|International Classification||D05B35/00, B23K26/08, B23K26/40, D06H7/22, D06H7/00, B23K26/00|
|Cooperative Classification||B23K2203/50, B23K2203/38, B23K26/0846|
|European Classification||B23K26/40B7F8, B23K26/08E2B|
|Nov 25, 1991||AS||Assignment|
Owner name: JUKI CORPORATION A CORP. OF JAPAN
Free format text: ASSIGNMENT OF ASSIGNORS INTEREST.;ASSIGNOR:YABU, MASAAKI;REEL/FRAME:005925/0705
Effective date: 19911107
|Nov 12, 1996||REMI||Maintenance fee reminder mailed|
|Apr 6, 1997||LAPS||Lapse for failure to pay maintenance fees|
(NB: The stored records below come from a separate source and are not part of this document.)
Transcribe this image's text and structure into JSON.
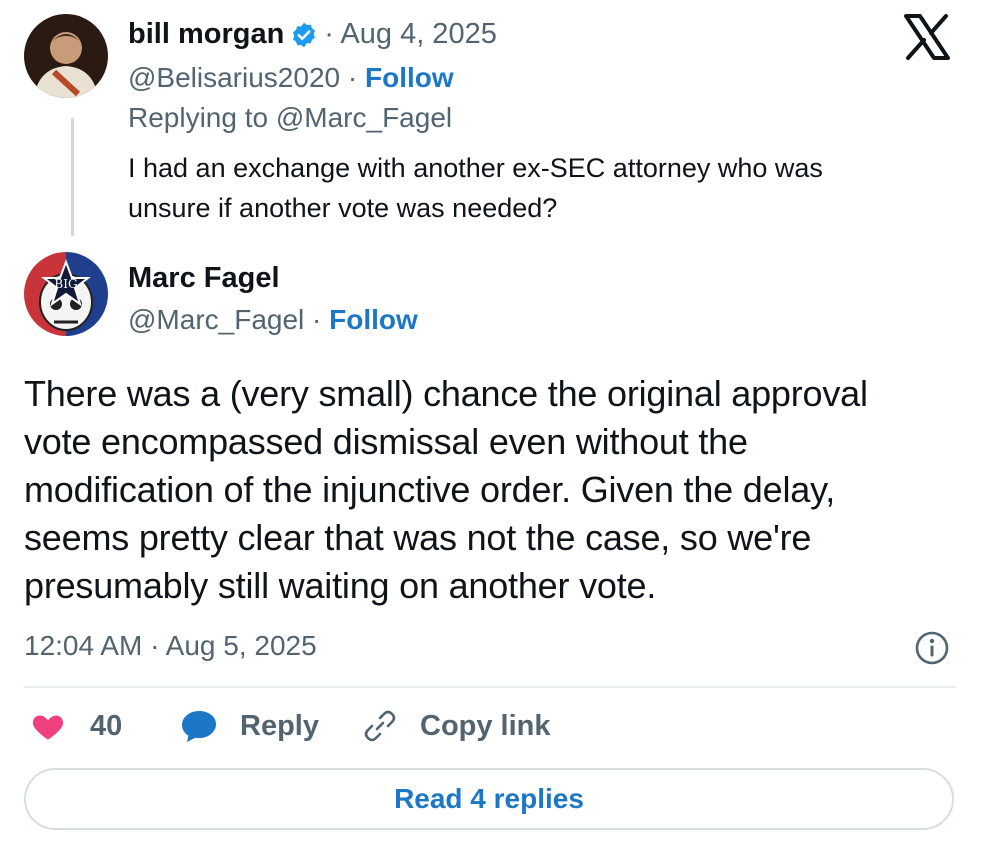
{
  "reply_tweet": {
    "author_name": "bill morgan",
    "handle": "@Belisarius2020",
    "date": "· Aug 4, 2025",
    "follow_label": "Follow",
    "replying_to": "Replying to @Marc_Fagel",
    "text_line1": "I had an exchange with another ex-SEC attorney who was",
    "text_line2": "unsure if another vote was needed?"
  },
  "main_tweet": {
    "author_name": "Marc Fagel",
    "handle": "@Marc_Fagel",
    "follow_label": "Follow",
    "avatar_text": "BIG",
    "text_lines": [
      "There was a (very small) chance the original approval",
      "vote encompassed dismissal even without the",
      "modification of the injunctive order. Given the delay,",
      "seems pretty clear that was not the case, so we're",
      "presumably still waiting on another vote."
    ],
    "timestamp": "12:04 AM · Aug 5, 2025"
  },
  "actions": {
    "like_count": "40",
    "reply_label": "Reply",
    "copy_label": "Copy link"
  },
  "read_replies_label": "Read 4 replies",
  "colors": {
    "accent": "#1d77c7",
    "like": "#f0417e",
    "verified": "#1d9bf0"
  }
}
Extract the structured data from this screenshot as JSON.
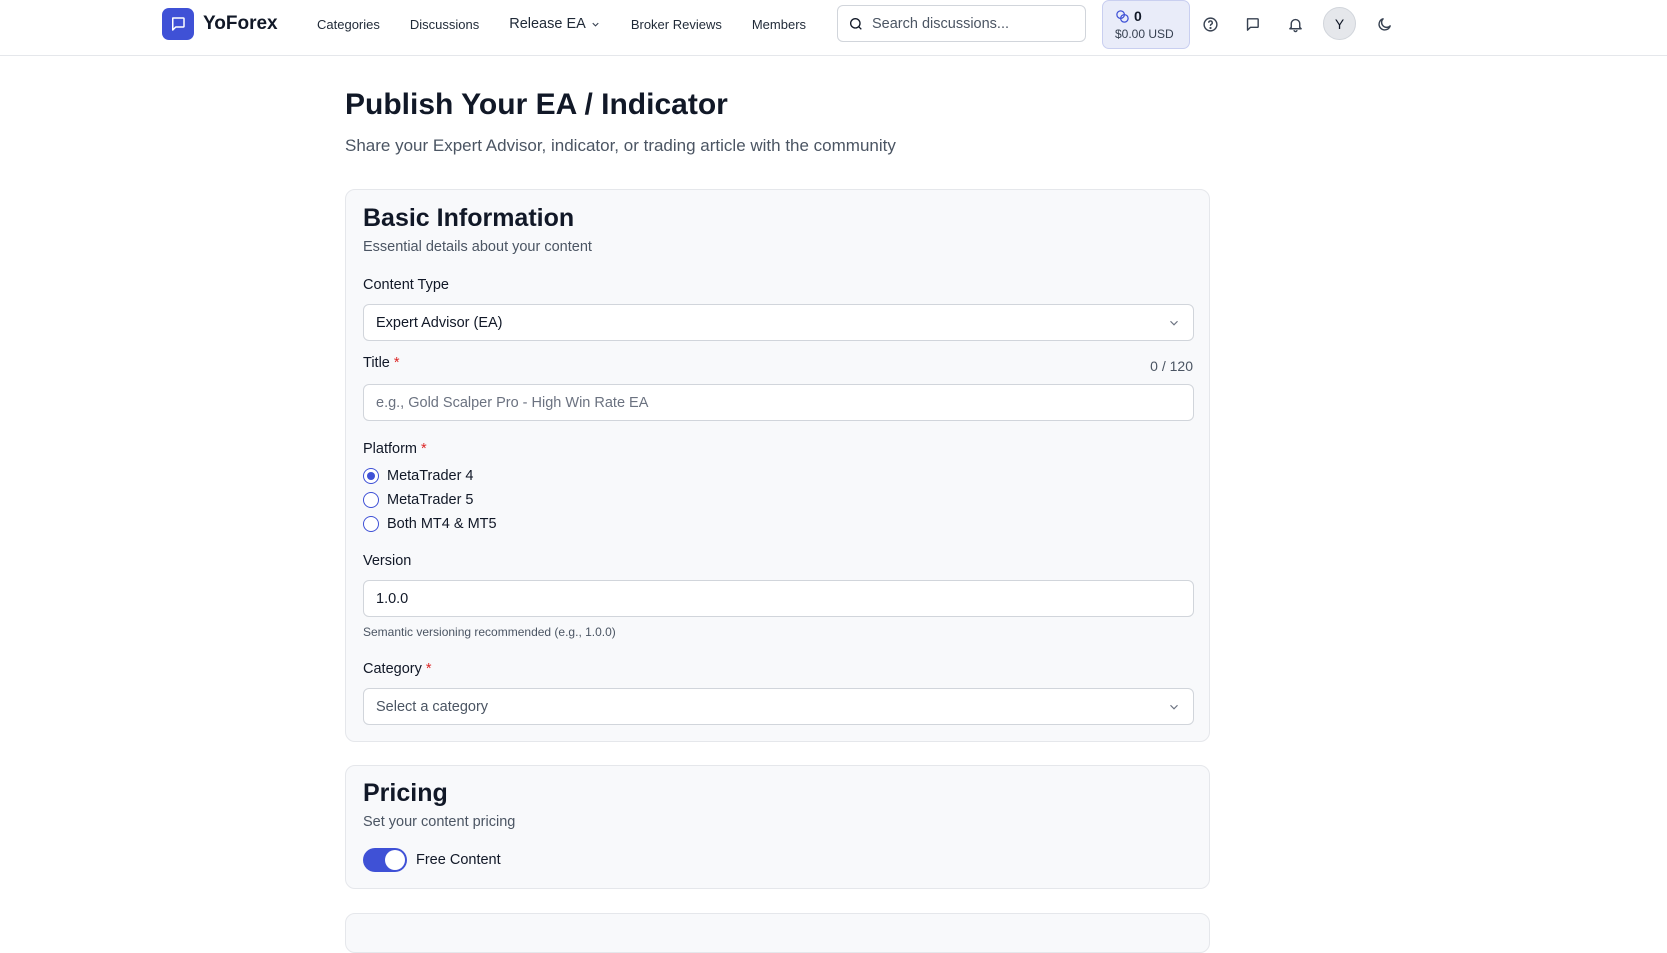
{
  "header": {
    "brand": "YoForex",
    "nav": [
      {
        "label": "Categories"
      },
      {
        "label": "Discussions"
      },
      {
        "label": "Release EA"
      },
      {
        "label": "Broker Reviews"
      },
      {
        "label": "Members"
      }
    ],
    "search_placeholder": "Search discussions...",
    "wallet": {
      "coins": "0",
      "usd": "$0.00 USD"
    },
    "avatar_initial": "Y",
    "accent": "#3f51d6"
  },
  "page": {
    "title": "Publish Your EA / Indicator",
    "subtitle": "Share your Expert Advisor, indicator, or trading article with the community"
  },
  "basic": {
    "title": "Basic Information",
    "subtitle": "Essential details about your content",
    "content_type_label": "Content Type",
    "content_type_value": "Expert Advisor (EA)",
    "title_label": "Title",
    "required_mark": "*",
    "title_counter": "0 / 120",
    "title_placeholder": "e.g., Gold Scalper Pro - High Win Rate EA",
    "platform_label": "Platform",
    "platforms": [
      {
        "label": "MetaTrader 4",
        "selected": true
      },
      {
        "label": "MetaTrader 5",
        "selected": false
      },
      {
        "label": "Both MT4 & MT5",
        "selected": false
      }
    ],
    "version_label": "Version",
    "version_value": "1.0.0",
    "version_hint": "Semantic versioning recommended (e.g., 1.0.0)",
    "category_label": "Category",
    "category_placeholder": "Select a category"
  },
  "pricing": {
    "title": "Pricing",
    "subtitle": "Set your content pricing",
    "free_label": "Free Content",
    "free_enabled": true
  }
}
|Jun 17, 1997||FP||Expired due to failure to pay maintenance fee|
Effective date: 19970409